**Data about app and page elements:**
☆ ☆ ☆ ☆ ☆
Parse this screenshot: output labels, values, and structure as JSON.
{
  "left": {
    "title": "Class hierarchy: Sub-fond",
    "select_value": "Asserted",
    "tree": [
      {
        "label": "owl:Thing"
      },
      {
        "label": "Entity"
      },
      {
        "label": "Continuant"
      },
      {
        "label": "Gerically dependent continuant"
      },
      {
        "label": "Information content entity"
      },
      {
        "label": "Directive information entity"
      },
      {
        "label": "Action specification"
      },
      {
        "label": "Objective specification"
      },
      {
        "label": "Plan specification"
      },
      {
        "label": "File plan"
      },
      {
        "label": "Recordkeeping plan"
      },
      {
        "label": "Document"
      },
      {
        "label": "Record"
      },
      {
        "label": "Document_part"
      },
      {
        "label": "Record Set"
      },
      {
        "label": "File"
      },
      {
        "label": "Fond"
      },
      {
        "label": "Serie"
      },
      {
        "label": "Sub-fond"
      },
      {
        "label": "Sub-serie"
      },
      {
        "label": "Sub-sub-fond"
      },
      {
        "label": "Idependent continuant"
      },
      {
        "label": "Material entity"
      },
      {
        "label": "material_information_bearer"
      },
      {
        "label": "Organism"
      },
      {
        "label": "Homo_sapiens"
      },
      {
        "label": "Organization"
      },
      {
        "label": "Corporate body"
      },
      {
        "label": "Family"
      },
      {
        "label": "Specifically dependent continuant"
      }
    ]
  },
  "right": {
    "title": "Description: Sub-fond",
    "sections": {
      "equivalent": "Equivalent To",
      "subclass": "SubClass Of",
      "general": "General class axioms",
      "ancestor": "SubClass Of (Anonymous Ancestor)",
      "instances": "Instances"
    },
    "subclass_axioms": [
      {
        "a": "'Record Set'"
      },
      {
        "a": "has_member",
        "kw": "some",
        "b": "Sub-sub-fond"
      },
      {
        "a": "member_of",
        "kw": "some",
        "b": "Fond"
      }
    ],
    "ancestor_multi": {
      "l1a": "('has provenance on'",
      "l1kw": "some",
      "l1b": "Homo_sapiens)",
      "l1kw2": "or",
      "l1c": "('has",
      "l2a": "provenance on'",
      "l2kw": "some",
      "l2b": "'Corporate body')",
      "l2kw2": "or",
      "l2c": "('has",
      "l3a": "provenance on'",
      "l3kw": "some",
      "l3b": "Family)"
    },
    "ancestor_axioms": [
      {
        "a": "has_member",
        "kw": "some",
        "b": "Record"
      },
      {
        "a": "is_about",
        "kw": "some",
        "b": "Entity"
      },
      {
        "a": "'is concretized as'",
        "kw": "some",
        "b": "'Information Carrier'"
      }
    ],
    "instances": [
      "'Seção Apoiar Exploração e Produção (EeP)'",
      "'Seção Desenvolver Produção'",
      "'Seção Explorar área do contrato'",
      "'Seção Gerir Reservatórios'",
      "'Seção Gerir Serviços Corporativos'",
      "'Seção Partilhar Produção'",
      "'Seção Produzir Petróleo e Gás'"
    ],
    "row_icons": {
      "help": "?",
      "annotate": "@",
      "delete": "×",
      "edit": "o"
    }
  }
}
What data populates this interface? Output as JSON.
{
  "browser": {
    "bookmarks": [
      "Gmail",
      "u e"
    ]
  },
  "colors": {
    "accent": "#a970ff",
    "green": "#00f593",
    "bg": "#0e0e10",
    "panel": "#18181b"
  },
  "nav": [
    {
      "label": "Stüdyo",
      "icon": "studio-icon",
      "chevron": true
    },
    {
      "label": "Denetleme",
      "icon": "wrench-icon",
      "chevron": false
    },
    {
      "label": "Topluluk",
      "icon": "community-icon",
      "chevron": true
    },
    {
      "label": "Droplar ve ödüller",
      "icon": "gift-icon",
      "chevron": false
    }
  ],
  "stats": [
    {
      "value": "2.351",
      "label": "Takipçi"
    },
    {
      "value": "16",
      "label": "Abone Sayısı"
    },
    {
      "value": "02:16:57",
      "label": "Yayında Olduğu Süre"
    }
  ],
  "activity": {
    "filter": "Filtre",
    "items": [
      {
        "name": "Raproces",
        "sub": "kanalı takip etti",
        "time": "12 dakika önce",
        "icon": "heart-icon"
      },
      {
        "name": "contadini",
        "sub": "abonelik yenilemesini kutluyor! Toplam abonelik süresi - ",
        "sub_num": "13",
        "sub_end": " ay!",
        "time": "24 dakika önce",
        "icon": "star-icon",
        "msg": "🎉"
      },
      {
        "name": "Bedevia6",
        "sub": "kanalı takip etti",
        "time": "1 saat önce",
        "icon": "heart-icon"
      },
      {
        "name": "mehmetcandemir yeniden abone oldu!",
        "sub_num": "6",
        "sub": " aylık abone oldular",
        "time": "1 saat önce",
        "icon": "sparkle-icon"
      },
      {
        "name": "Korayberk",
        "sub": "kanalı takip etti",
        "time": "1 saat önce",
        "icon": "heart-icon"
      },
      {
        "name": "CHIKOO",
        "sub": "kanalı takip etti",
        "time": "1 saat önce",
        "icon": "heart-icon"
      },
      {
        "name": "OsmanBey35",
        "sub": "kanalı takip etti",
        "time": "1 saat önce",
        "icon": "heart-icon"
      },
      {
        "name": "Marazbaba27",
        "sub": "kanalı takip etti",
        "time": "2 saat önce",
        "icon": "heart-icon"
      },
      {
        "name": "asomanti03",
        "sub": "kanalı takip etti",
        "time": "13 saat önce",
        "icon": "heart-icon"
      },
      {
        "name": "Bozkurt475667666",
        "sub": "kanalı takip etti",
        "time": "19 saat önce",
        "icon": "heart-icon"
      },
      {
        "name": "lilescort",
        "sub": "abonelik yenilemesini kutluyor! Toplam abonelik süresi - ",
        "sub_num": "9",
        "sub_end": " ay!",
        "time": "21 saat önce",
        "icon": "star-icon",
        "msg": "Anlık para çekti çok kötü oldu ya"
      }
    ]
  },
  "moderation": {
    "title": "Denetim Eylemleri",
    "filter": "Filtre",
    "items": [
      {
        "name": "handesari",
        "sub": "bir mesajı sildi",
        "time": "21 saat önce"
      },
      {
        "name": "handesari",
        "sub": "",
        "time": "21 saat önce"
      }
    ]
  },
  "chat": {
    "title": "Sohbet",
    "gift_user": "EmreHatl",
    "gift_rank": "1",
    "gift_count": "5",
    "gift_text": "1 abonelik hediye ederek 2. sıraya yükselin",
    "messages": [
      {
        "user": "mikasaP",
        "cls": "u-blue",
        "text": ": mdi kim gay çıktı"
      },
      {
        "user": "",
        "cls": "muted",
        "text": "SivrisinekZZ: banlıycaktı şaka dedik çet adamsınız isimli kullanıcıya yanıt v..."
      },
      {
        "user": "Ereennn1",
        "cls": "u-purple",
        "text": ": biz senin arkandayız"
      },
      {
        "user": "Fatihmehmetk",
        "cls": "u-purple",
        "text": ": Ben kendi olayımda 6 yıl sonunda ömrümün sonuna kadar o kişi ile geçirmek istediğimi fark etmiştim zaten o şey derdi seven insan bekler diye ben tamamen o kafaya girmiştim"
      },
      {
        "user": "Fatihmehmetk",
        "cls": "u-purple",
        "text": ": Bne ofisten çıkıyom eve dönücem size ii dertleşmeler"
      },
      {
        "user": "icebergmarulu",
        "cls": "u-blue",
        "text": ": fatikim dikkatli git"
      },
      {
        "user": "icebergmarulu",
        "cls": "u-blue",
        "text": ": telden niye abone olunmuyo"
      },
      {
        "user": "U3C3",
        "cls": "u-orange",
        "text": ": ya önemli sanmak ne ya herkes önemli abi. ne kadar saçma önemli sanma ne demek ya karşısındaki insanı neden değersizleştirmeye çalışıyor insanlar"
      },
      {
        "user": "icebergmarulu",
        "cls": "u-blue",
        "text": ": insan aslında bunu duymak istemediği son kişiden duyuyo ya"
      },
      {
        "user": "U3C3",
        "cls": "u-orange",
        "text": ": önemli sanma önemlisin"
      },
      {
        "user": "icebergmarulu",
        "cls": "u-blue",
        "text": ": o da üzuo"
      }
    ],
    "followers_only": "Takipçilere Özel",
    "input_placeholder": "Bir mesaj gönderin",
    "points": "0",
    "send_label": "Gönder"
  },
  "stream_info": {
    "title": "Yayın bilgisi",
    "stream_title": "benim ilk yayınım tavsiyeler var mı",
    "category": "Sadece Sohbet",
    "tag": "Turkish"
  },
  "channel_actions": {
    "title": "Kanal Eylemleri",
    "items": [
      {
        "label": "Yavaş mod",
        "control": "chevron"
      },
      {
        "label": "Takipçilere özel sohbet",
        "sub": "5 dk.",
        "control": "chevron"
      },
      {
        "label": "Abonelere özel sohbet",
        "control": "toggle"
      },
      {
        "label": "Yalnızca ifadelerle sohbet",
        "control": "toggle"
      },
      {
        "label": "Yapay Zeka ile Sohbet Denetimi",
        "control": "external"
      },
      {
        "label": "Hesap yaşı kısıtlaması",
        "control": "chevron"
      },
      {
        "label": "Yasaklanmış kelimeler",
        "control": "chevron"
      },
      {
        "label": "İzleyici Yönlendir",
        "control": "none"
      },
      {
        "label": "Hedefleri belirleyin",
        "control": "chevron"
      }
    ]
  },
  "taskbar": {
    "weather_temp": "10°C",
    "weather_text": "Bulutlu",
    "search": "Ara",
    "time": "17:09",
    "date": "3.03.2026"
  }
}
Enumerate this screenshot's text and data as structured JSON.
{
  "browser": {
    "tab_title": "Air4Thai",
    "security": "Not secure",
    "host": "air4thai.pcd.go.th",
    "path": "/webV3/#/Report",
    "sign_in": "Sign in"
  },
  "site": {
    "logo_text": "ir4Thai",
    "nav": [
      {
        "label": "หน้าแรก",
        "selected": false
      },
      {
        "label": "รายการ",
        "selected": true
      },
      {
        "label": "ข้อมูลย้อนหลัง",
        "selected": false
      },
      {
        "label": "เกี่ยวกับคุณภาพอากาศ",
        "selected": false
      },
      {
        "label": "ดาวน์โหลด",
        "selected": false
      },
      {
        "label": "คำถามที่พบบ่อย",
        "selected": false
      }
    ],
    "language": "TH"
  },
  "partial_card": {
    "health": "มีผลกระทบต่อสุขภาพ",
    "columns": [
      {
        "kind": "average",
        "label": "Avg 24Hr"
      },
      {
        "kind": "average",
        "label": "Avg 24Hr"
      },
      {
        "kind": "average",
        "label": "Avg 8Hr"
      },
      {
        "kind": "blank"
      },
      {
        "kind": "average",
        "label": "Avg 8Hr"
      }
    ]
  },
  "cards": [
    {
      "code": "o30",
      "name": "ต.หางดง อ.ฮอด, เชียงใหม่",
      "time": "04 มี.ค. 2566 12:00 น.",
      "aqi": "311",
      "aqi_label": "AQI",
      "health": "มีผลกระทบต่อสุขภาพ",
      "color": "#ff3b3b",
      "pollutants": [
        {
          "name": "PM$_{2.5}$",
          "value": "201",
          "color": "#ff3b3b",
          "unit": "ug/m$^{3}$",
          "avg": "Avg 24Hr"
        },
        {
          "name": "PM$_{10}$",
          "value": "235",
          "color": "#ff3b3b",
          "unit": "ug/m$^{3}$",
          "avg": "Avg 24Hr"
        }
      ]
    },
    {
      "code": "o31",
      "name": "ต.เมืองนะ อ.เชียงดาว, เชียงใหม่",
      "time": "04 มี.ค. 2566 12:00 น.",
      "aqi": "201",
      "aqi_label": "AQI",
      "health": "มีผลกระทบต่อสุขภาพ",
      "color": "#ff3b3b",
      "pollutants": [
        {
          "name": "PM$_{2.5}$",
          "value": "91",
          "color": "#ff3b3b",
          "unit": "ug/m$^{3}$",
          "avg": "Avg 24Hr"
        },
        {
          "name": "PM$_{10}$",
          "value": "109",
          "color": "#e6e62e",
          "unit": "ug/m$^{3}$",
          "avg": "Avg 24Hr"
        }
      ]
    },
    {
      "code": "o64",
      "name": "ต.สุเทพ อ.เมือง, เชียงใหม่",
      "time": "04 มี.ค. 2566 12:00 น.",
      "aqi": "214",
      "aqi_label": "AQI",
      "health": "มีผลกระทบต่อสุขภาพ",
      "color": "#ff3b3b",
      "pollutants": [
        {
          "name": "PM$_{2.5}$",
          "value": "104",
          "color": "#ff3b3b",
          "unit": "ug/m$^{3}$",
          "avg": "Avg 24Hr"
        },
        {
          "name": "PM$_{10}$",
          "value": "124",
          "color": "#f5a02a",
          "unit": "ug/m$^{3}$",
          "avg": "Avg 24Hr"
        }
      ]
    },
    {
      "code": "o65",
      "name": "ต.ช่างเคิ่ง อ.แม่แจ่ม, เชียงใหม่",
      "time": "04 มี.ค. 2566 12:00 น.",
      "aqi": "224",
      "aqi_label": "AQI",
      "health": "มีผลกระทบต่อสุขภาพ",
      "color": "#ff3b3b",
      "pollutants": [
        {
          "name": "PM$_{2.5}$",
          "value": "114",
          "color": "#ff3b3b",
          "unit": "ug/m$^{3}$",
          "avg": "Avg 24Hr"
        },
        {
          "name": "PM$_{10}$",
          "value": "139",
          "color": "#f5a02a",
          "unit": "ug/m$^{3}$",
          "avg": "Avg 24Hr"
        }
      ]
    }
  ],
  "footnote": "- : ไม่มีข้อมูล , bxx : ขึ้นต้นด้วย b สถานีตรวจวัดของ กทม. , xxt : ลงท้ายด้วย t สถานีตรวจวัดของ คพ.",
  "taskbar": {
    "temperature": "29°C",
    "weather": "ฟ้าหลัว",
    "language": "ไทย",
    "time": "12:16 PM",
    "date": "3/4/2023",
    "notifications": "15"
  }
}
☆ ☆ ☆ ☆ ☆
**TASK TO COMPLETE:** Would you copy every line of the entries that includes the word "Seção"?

**EXPECTED ANSWER:**
      "'Seção Apoiar Exploração e Produção (EeP)'",
      "'Seção Desenvolver Produção'",
      "'Seção Explorar área do contrato'",
      "'Seção Gerir Reservatórios'",
      "'Seção Gerir Serviços Corporativos'",
      "'Seção Partilhar Produção'",
      "'Seção Produzir Petróleo e Gás'"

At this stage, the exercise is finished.